J. John Mann, MD, discusses findings in a new study that uncovers the mechanisms behind Ketamine's antidepressant effect.
A new study on ketamine found that increasing dosage was associated with greater antidepressant effects and lower levels of glutamate. The degree of clinical improvement was unrelated to any experienced side effects.
In an interview with HCPLive®, study investigator J. John Mann, MD, Professor of Translational Neuroscience, Columbia University, offered further insight into these exciting findings and discussed its implications on treatment for major depressive disorder.

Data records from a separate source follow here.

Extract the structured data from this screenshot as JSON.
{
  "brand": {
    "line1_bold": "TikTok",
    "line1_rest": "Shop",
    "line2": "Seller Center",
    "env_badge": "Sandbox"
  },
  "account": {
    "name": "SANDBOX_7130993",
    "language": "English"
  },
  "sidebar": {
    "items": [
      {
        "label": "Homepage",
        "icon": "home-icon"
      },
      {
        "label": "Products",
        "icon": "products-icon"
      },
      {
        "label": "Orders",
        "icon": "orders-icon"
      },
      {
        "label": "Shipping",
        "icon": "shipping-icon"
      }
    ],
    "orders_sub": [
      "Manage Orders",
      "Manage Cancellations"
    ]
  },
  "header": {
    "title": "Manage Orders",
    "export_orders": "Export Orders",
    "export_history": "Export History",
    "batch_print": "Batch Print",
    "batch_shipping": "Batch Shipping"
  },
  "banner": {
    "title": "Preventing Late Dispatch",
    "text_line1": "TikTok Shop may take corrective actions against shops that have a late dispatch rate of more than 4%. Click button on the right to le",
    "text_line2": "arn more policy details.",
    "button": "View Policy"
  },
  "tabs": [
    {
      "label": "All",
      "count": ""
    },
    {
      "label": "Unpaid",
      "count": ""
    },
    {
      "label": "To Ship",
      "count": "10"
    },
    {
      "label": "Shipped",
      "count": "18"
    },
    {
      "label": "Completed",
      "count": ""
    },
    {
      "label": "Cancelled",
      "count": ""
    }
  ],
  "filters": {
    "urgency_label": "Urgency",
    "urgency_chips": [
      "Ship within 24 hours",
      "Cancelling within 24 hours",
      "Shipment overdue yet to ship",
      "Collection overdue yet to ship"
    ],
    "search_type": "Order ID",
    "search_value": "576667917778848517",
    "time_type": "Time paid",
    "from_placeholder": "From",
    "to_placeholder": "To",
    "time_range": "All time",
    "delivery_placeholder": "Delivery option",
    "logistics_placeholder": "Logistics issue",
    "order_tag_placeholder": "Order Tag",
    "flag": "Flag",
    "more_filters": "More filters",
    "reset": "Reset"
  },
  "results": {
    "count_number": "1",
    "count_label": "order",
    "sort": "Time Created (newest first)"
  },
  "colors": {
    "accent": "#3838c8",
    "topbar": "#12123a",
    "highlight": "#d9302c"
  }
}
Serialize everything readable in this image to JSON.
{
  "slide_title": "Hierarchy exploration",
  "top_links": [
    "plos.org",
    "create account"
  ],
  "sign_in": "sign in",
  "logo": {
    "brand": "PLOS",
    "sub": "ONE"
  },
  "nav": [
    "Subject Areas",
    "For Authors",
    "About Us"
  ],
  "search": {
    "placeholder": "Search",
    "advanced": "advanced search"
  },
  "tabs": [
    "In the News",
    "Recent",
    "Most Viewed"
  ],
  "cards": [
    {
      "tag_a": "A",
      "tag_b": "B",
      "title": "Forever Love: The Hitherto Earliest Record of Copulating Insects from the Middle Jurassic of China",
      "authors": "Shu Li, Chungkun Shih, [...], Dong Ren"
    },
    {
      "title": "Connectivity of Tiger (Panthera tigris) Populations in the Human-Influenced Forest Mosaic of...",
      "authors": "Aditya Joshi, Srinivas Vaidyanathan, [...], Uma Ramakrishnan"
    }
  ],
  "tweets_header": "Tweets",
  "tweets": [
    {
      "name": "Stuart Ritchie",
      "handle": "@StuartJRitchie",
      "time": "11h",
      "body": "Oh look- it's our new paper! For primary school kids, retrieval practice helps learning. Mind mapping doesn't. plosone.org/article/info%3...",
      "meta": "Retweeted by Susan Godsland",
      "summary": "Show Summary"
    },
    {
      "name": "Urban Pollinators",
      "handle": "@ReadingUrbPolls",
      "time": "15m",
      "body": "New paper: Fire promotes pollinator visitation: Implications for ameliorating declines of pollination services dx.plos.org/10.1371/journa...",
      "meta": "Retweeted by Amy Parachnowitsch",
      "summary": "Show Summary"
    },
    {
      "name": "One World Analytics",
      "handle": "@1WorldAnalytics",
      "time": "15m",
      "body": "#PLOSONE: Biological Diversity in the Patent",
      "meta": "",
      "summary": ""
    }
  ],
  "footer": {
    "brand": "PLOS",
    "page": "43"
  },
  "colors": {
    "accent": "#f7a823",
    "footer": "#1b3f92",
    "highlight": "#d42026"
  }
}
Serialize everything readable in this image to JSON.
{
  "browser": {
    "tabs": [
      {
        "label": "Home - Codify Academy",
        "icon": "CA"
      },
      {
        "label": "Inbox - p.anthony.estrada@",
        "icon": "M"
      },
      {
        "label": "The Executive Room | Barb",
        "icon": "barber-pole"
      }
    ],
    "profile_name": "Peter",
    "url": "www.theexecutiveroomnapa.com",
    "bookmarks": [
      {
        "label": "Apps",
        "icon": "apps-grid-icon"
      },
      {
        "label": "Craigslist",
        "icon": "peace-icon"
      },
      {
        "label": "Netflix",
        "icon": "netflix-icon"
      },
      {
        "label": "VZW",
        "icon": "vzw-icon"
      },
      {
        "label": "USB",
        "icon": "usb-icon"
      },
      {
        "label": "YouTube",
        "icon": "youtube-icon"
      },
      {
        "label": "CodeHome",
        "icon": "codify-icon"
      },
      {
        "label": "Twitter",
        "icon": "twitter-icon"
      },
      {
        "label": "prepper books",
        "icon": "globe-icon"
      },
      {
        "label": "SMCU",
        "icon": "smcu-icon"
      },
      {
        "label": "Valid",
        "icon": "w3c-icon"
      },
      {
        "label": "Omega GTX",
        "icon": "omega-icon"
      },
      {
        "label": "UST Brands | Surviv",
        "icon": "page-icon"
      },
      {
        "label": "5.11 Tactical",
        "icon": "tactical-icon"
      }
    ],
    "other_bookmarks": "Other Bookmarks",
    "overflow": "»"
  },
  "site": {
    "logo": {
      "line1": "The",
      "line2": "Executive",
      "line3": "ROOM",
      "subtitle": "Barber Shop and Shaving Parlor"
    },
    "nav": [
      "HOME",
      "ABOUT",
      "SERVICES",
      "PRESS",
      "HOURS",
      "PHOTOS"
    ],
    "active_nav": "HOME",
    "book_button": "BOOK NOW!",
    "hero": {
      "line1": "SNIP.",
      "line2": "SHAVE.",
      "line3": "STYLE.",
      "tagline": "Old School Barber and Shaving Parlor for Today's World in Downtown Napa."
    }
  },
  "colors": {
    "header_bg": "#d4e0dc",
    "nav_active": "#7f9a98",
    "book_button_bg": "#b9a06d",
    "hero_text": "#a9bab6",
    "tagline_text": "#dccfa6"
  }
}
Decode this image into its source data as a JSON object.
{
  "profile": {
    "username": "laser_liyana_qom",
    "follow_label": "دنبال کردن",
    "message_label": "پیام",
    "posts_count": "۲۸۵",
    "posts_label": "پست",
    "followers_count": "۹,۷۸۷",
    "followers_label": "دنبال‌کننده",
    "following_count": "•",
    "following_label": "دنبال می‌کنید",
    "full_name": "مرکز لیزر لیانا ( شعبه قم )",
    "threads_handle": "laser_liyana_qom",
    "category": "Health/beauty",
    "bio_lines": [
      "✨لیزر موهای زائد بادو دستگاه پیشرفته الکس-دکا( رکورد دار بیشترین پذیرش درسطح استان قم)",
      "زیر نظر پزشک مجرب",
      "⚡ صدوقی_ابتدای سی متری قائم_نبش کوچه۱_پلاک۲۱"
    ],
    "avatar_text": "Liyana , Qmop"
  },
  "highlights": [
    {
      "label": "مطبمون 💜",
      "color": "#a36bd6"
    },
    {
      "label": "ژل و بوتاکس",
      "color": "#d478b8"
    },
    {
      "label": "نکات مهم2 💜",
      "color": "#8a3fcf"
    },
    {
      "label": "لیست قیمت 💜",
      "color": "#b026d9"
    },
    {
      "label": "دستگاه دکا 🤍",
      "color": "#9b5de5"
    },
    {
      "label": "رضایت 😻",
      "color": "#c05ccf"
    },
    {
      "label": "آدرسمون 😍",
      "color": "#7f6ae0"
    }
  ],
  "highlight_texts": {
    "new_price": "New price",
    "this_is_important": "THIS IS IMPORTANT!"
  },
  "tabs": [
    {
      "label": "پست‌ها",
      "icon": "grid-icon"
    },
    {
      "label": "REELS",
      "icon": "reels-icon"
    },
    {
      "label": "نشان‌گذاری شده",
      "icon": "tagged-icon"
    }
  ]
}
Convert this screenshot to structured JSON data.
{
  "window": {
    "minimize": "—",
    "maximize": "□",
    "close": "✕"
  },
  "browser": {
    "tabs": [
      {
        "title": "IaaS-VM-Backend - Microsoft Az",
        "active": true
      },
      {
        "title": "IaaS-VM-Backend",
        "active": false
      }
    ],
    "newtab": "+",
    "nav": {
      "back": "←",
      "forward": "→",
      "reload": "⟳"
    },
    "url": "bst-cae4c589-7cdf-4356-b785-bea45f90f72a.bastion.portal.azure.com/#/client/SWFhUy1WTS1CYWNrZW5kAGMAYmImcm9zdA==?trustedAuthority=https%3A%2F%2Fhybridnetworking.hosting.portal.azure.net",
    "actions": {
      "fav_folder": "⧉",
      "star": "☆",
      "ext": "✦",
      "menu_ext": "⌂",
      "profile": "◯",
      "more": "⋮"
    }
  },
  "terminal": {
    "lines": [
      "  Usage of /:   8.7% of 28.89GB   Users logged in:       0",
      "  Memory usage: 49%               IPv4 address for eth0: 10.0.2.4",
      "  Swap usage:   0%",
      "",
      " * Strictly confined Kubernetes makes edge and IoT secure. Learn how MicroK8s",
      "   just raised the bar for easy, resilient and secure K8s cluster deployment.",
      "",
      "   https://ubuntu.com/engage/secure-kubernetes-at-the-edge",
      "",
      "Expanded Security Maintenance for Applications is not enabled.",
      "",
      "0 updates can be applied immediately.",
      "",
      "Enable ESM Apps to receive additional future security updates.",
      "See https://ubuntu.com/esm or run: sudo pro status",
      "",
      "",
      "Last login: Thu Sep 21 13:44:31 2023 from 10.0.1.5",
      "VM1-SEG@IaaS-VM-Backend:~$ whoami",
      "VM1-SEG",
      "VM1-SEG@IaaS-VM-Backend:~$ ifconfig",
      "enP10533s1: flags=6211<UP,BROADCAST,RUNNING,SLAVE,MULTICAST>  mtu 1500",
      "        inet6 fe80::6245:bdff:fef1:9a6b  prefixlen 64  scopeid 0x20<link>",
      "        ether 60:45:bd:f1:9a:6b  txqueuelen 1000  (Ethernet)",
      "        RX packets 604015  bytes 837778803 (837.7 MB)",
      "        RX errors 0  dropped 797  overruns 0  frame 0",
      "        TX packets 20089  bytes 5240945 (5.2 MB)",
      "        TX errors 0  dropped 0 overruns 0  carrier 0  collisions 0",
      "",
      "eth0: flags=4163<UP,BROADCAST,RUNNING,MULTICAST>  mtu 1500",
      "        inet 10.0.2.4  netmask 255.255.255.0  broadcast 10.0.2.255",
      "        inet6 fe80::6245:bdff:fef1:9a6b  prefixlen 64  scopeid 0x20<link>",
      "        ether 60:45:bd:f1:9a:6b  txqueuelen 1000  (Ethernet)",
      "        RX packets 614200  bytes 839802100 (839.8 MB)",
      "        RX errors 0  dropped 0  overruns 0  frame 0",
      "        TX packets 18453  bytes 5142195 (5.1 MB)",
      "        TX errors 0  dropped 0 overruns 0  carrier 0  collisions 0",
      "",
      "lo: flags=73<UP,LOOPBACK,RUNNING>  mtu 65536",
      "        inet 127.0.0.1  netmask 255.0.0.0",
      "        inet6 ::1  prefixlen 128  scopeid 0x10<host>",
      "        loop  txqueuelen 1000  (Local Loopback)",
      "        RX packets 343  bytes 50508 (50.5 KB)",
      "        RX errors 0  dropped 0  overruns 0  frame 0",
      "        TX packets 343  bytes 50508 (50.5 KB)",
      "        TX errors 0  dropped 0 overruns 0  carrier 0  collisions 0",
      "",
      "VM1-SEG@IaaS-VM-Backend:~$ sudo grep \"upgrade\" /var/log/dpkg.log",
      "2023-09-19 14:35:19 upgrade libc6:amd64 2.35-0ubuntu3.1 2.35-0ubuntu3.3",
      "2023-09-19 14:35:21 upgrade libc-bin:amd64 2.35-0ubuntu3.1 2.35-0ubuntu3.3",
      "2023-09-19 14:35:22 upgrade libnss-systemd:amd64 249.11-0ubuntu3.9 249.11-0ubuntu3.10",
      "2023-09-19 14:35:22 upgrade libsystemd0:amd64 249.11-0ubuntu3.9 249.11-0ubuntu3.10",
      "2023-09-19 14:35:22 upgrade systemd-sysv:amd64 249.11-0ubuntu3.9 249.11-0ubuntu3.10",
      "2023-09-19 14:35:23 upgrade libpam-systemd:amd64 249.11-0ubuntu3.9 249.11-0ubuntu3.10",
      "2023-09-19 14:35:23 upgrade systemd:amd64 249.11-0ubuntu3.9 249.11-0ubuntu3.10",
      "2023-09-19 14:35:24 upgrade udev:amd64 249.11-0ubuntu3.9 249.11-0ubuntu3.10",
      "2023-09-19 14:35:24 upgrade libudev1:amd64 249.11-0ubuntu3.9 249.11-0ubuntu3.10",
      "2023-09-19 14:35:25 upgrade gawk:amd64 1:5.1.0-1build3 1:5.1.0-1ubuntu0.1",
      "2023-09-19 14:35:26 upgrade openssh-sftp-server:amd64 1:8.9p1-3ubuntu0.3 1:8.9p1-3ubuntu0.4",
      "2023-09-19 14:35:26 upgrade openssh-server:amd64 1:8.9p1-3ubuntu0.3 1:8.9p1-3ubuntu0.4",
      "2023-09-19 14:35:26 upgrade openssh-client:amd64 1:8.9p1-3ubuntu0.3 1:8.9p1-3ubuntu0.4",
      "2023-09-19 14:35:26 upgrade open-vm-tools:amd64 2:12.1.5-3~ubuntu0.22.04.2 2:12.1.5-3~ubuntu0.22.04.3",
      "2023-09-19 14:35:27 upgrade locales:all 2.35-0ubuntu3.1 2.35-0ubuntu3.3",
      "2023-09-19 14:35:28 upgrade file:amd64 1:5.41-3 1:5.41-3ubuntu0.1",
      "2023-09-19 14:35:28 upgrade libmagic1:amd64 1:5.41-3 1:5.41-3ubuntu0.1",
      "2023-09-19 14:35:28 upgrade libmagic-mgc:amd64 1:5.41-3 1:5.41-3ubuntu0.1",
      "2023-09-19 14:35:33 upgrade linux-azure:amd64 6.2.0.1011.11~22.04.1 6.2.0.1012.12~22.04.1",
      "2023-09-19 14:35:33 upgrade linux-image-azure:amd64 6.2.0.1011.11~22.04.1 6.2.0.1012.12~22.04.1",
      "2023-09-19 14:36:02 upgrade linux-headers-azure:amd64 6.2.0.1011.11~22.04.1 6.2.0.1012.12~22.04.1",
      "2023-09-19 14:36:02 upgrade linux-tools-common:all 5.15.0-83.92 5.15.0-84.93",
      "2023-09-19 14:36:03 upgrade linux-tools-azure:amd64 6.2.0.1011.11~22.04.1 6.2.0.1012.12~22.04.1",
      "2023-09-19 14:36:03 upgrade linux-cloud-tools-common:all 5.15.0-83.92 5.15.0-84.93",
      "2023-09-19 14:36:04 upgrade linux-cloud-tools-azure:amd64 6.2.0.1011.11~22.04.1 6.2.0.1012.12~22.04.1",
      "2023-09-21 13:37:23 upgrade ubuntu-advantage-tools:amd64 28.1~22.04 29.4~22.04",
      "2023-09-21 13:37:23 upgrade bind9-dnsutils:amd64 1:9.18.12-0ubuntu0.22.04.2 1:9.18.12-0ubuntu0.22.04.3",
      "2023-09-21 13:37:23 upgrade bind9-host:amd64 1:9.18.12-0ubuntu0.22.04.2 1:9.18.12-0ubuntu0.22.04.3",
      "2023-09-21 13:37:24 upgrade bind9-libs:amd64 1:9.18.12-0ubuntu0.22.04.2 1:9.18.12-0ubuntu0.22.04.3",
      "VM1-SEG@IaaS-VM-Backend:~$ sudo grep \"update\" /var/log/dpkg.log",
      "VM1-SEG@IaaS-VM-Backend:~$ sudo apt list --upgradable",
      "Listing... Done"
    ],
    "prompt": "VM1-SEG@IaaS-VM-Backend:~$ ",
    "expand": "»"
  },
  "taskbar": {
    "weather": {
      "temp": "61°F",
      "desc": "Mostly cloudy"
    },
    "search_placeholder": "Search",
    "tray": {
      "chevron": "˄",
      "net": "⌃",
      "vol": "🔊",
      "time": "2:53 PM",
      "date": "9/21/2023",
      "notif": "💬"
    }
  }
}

Mann explained they were primarily interested in understanding glutamate’s role as mediator between ketamine and its effect. Using a PET scan to capture patient glutamate and GABA levels during and after drug infusion, they discovered ketamine attenuated glutamate levels in exact proportion to the dose received.
“Statistically, we were able to show that dose-dependent antidepressant effect of ketamine was largely explained by the effect of the Glx peak in the part of the brain related to depression circuitry.”
He then said that one could theoretically discover other compounds that have a similar effect on glutamate levels. Furthermore, it would be essential to find compounds that lack the side effects typically associated with ketamine.
By having a better understanding of these mechanisms behind ketamine’s antidepressant effect, researchers might be able to predict the antidepressant potential and impact of future drugs relative to ketamine, Mann added.